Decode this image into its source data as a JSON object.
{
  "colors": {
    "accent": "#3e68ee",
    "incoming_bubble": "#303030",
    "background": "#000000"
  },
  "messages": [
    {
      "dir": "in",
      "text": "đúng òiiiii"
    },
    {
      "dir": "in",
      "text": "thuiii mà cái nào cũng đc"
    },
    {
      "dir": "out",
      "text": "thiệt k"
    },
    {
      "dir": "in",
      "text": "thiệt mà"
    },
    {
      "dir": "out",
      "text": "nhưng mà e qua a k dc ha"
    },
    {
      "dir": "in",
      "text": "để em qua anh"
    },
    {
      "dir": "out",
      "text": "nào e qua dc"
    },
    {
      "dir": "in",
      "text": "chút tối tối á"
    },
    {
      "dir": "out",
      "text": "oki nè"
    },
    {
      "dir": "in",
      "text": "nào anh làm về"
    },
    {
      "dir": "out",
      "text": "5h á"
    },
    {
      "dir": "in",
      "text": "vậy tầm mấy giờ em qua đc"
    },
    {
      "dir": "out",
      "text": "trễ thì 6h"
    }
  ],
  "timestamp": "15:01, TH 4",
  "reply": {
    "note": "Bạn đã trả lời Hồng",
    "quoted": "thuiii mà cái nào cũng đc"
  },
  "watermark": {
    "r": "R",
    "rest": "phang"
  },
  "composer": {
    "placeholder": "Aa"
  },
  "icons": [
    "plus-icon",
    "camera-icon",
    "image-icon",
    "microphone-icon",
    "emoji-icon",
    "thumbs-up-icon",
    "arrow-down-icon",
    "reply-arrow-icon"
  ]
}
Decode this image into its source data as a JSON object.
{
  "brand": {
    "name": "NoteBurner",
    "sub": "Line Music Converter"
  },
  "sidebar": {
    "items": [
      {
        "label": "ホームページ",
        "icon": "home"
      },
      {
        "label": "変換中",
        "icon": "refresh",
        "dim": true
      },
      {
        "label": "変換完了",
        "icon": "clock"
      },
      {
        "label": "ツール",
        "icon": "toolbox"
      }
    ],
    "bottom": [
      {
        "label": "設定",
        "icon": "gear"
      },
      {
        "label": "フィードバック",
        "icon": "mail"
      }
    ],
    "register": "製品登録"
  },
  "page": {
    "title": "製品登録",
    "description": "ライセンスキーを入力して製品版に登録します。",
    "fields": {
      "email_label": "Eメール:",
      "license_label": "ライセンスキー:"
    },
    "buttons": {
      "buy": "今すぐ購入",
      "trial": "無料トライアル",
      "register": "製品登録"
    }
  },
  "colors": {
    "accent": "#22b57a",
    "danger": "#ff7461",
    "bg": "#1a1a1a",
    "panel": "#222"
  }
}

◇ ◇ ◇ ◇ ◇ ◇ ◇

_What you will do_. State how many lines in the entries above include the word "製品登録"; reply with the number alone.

_Task output_. 3